by JAYMIE L. WHITE
Special to The Appalachian
STEPHENVILLE — Twenty years after that fateful day, 9/11 is far from forgotten and neither are the efforts by of the Town of Stephenville. Stephenville Regional Airport, college, hospital, non-profit, and first responder organizations were instrumental in ensuring the safety and security of the passengers whose planes landed in Stephenville.
Twenty-seven planes were expected to land in Stephenville that day, but due to the fog rolling in, that number was reduced to eight commercial planes and approximately 1,200 people. Meals, showers, accommodations, and communication were offered to each of the passengers over the course of five days.
Mayor Tom Rose believes the town could have handled many more aircraft than were able to land in Stephenville that day.
“It’s interesting because that day the weather moved in on us in Stephenville, and more aircraft went to Gander primarily, and some went to Halifax and St. John’s. If our weather would’ve not dropped in Stephenville, we probably would’ve had more aircraft,” said Rose. “With our massive runways and tarmacs, we could’ve handled every single aircraft they had to land in Atlantic Canada parked in Stephenville. That’s how immense our infrastructure is.”
Rose recognized the efforts of everyone involved during 9/11 and says Stephenville played a significant role during the event.
“There are people from doctors to airport personnel that went to work the morning of 9/11 that never stopped working for three days straight,” said Rose. “We are a town that has so many resources from our RCMP to the 2nd Battalion C Company, our reserve unit in Stephenville from the Canadian Armed Forces. From the armories, to the college, to the hotels, motels, bed and breakfasts, you use the resources you have to accommodate. We are well organized as a community. Our emergency disaster response services went right into place that day.”
The mayor highlighted the importance of remembering 9/11 in Stephenville every year.
“One of the things I started doing when I became Mayor was I started commemorating the annual 9/11 event,” said Rose. “Our first event three years ago recognized the role the fire department played in 9/11. The second year we recognized the role the Sir Thomas Roddick Hospital played, but last year we didn’t do anything because of COVID. We postponed commemorating that year, but my goal is to set a precedent to do an annual commemorative event, and I hope the new council moving forward will continue the legacy.”
This year, the 20th anniversary of 9/11 coincided with the 80th anniversary of the Ernest Harmon Air Force Base.

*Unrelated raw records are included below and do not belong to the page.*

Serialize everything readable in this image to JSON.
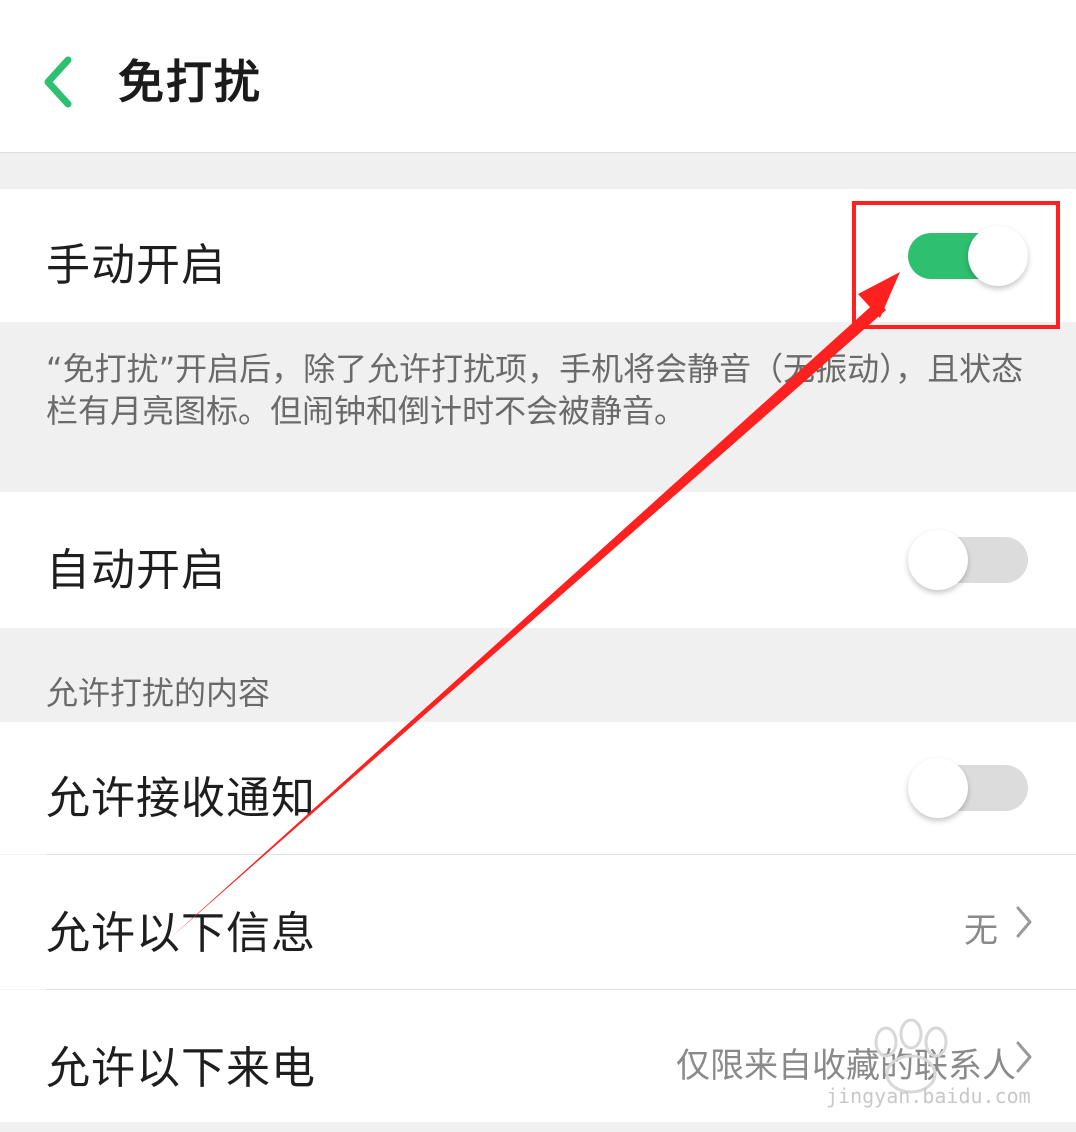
{
  "header": {
    "title": "免打扰"
  },
  "manual": {
    "label": "手动开启",
    "enabled": true
  },
  "description": "“免打扰”开启后，除了允许打扰项，手机将会静音（无振动），且状态栏有月亮图标。但闹钟和倒计时不会被静音。",
  "auto": {
    "label": "自动开启",
    "enabled": false
  },
  "section": {
    "title": "允许打扰的内容"
  },
  "allow_notifications": {
    "label": "允许接收通知",
    "enabled": false
  },
  "allow_messages": {
    "label": "允许以下信息",
    "value": "无"
  },
  "allow_calls": {
    "label": "允许以下来电",
    "value": "仅限来自收藏的联系人"
  },
  "colors": {
    "accent": "#2fbf71",
    "annotation": "#ff2020"
  },
  "icons": {
    "back": "chevron-left-icon",
    "row_arrow": "chevron-right-icon"
  },
  "watermark": {
    "text": "jingyan.baidu.com"
  }
}
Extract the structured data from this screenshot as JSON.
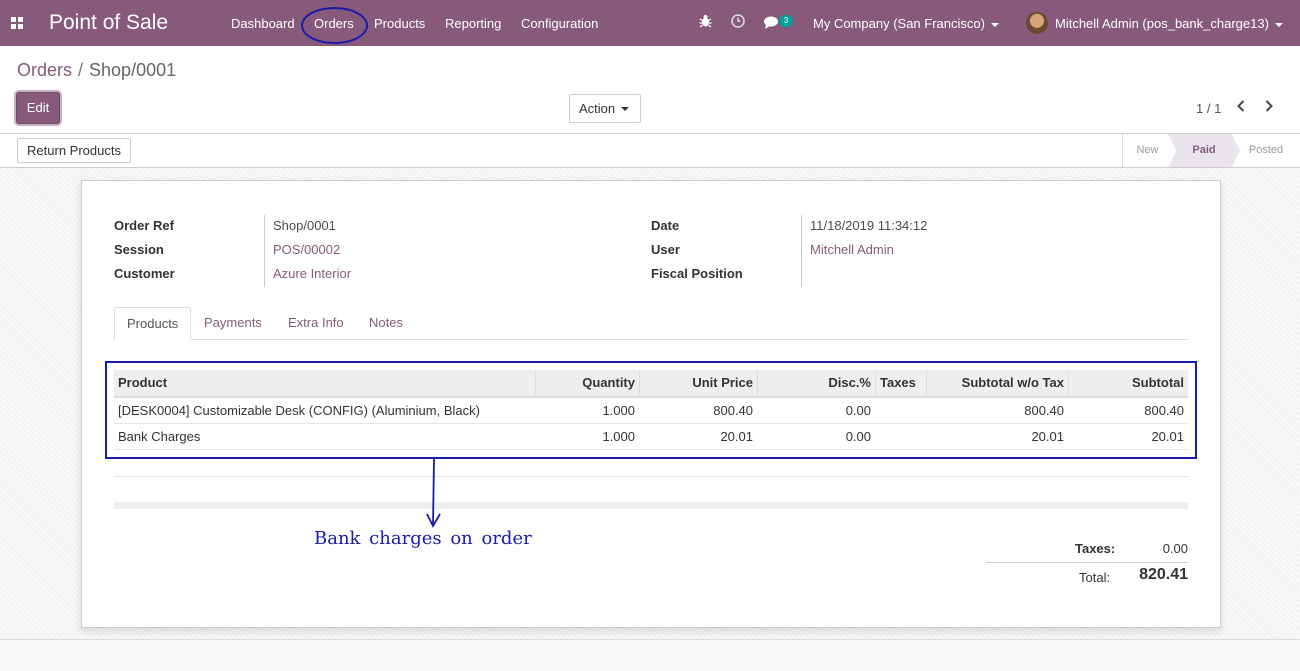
{
  "navbar": {
    "app_title": "Point of Sale",
    "menu": [
      "Dashboard",
      "Orders",
      "Products",
      "Reporting",
      "Configuration"
    ],
    "messages_count": "3",
    "company": "My Company (San Francisco)",
    "user": "Mitchell Admin (pos_bank_charge13)",
    "icons": [
      "apps-icon",
      "bug-icon",
      "clock-icon",
      "chat-icon"
    ]
  },
  "breadcrumb": {
    "parent": "Orders",
    "separator": "/",
    "current": "Shop/0001"
  },
  "toolbar": {
    "edit_label": "Edit",
    "action_label": "Action",
    "pager": "1 / 1",
    "prev_icon": "‹",
    "next_icon": "›"
  },
  "statusbar": {
    "return_label": "Return Products",
    "states": [
      "New",
      "Paid",
      "Posted"
    ],
    "active_state": "Paid"
  },
  "form": {
    "left": [
      {
        "label": "Order Ref",
        "value": "Shop/0001",
        "link": false
      },
      {
        "label": "Session",
        "value": "POS/00002",
        "link": true
      },
      {
        "label": "Customer",
        "value": "Azure Interior",
        "link": true
      }
    ],
    "right": [
      {
        "label": "Date",
        "value": "11/18/2019 11:34:12",
        "link": false
      },
      {
        "label": "User",
        "value": "Mitchell Admin",
        "link": true
      },
      {
        "label": "Fiscal Position",
        "value": "",
        "link": false
      }
    ]
  },
  "tabs": [
    "Products",
    "Payments",
    "Extra Info",
    "Notes"
  ],
  "active_tab": "Products",
  "table": {
    "headers": [
      "Product",
      "Quantity",
      "Unit Price",
      "Disc.%",
      "Taxes",
      "Subtotal w/o Tax",
      "Subtotal"
    ],
    "rows": [
      [
        "[DESK0004] Customizable Desk (CONFIG) (Aluminium, Black)",
        "1.000",
        "800.40",
        "0.00",
        "",
        "800.40",
        "800.40"
      ],
      [
        "Bank Charges",
        "1.000",
        "20.01",
        "0.00",
        "",
        "20.01",
        "20.01"
      ]
    ]
  },
  "totals": {
    "taxes_label": "Taxes:",
    "taxes_value": "0.00",
    "total_label": "Total:",
    "total_value": "820.41"
  },
  "annotation": {
    "text": "Bank charges on order",
    "color": "#1a1aa8"
  },
  "colors": {
    "brand": "#875a7b",
    "badge": "#00a09d"
  }
}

In the Spring of 1941, construction first began on the base, which was originally referred to as Stephenville Air Base. It was renamed Harmon Air Force Base in 1943 in honor of Captain Ernest Harmon who died during a test flight in 1933. By 1956, after numerous expansions, Harmon Air Force Base was the largest air force base outside of the continental United States.
A dual-commemorative event was held on Saturday evening, Sept. 11 in honour of both historical events. A special thanks was given to the Canadian Red Cross and the role they played.
A cocktail hour took place at 6:00 p.m., followed by dinner at 7:00 p.m. Introductions were made by Stephenville Councillor Maurice Hynes, MC for the evening and president of Branch 35 of the Royal Canadian Legion.
“The Americans left behind a legacy – almost 4.5 billion dollars worth of infrastructure, and thank goodness we managed to keep it,” said Hynes. “We are so fortunate that through our provincial government, our citizens, we kept this place alive. It’s a part of our legacy that we’re proud of.”
Hynes also gave a shout out to Christine O’Brien who was at Ground Zero during 9/11. O’Brien helped recover bodies and clear debris for two weeks afterwards.
Rose also gave special thanks to the many individuals and organizations who did their best over the course of the town’s 9/11 response in 2001, and an Off Course Film by College of the North Atlantic was played at the commemorative event.
“Tonight is a very important night for us. Tonight we are recognizing the 20th anniversary of 9/11, the day of infamy, that this community, this town, and volunteers played a critical role in,” said Rose.